Compatible appliances: You can’t just choose machines at random. Make sure the washer and dryer can be stacked and fit together with the same stacking kit.

Downsides to Stacking a Washer and Dryer

There are a couple of clear disadvantages of stacking washer and dryer. Depending on the machines, you may give up some capacity in both the washer and dryer. That isn’t an issue for typical loads, but it could force you to break up larger loads, like blankets and bedding.

If you need to replace one of the machines, you will be limited to choosing a new one that’s compatible to stack with the other machine. Replacement and repairs can be more difficult for laundry centers, too.

In conclusion, unless your laundry area is severely limited by a small space, there’s really no advantage in stacking a washer and dryer versus installing them side by side. Both ways can work as long as you follow the proper installation steps.

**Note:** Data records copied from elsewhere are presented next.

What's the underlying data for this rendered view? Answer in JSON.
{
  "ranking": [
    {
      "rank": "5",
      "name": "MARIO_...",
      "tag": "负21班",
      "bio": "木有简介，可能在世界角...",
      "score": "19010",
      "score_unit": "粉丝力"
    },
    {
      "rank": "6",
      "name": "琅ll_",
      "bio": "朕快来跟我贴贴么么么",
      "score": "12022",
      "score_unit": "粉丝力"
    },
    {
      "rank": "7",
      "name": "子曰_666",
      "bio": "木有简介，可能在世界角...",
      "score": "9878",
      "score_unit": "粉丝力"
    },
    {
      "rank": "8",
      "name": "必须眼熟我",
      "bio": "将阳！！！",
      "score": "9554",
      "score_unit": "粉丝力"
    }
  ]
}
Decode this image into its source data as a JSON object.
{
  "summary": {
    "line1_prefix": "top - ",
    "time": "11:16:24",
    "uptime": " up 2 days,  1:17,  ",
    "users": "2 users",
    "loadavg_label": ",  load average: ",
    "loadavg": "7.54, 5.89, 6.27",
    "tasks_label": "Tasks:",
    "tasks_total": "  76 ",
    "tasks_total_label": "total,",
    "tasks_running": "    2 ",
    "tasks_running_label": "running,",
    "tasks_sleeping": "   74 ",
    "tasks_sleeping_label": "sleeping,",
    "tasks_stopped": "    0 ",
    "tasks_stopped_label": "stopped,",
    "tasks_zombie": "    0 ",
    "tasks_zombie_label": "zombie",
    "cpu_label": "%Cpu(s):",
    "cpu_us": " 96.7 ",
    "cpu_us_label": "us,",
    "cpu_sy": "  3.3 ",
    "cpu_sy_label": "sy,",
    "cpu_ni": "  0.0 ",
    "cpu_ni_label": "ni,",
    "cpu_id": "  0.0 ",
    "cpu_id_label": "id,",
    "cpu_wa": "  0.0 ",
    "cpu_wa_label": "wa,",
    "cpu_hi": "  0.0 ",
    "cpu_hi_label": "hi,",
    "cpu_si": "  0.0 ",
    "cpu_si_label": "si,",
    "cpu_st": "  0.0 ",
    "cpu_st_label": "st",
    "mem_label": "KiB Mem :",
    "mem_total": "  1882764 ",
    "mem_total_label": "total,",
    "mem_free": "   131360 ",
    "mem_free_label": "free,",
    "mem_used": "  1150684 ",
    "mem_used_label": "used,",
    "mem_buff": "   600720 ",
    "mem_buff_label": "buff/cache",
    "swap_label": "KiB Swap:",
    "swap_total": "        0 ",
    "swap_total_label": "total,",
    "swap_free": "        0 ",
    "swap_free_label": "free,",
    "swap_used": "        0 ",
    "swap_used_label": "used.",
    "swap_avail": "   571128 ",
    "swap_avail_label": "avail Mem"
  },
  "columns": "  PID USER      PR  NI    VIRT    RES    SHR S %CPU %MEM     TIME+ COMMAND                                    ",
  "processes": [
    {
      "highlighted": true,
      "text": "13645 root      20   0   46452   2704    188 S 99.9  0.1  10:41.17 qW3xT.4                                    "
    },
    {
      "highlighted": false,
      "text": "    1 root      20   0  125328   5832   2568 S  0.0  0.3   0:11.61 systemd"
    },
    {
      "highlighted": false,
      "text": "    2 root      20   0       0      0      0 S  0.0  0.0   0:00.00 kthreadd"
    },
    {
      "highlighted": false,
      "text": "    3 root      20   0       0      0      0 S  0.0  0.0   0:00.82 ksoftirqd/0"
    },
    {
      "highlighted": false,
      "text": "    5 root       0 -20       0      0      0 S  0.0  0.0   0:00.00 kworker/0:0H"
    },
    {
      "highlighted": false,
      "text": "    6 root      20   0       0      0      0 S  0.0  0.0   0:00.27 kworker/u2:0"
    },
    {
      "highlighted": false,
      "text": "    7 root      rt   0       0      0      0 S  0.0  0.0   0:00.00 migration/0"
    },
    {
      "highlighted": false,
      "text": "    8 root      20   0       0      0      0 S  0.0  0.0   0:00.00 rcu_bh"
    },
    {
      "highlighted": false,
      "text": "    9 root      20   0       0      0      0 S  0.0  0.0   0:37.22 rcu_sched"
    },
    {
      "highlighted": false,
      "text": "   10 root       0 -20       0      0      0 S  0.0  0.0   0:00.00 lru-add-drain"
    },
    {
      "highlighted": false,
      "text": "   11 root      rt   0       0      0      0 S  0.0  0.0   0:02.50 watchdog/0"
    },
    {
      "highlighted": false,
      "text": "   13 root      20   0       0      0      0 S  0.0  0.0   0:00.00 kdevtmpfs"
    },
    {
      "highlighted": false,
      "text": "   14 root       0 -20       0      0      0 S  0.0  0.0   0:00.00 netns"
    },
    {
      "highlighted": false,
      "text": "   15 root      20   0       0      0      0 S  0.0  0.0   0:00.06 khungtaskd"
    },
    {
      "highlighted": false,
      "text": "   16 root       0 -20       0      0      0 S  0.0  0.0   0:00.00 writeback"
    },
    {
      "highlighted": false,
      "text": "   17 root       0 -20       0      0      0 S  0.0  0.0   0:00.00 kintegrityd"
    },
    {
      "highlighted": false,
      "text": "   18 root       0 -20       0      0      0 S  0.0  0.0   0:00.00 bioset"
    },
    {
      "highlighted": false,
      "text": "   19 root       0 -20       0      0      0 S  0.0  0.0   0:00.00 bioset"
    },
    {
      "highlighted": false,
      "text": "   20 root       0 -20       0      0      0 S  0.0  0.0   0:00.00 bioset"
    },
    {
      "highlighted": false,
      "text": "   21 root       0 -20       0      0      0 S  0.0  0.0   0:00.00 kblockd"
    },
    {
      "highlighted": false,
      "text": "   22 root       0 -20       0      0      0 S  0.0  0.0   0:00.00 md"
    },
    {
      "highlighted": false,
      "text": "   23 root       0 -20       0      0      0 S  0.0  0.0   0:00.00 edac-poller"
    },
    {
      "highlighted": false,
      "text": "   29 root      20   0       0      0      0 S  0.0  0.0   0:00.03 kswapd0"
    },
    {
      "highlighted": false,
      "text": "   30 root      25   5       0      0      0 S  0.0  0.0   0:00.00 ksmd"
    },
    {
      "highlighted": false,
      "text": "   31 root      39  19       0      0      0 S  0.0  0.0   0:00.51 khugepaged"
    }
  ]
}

Ryan Van Bibber
Ryan Van Bibber, the executive editor for Family Handyman, is a career journalist with more than two decades of experience in the industry. He's been DIY'ing since he was a kid, learning from his father who was a carpenter and general contractor. Ryan has a natural curiousity to learn how things work and how to make them work better. That spirit has guided his career his own DIY journey as a homeowner. He specializes in the areas of painting, sustainability, and basic home maintenance. Through his career, Ryan covered the NFL for more than a decade, edited award-winning features, worked as a senior editor at Outside magazine as well as writing and editing buying guides and product reviews for national publications.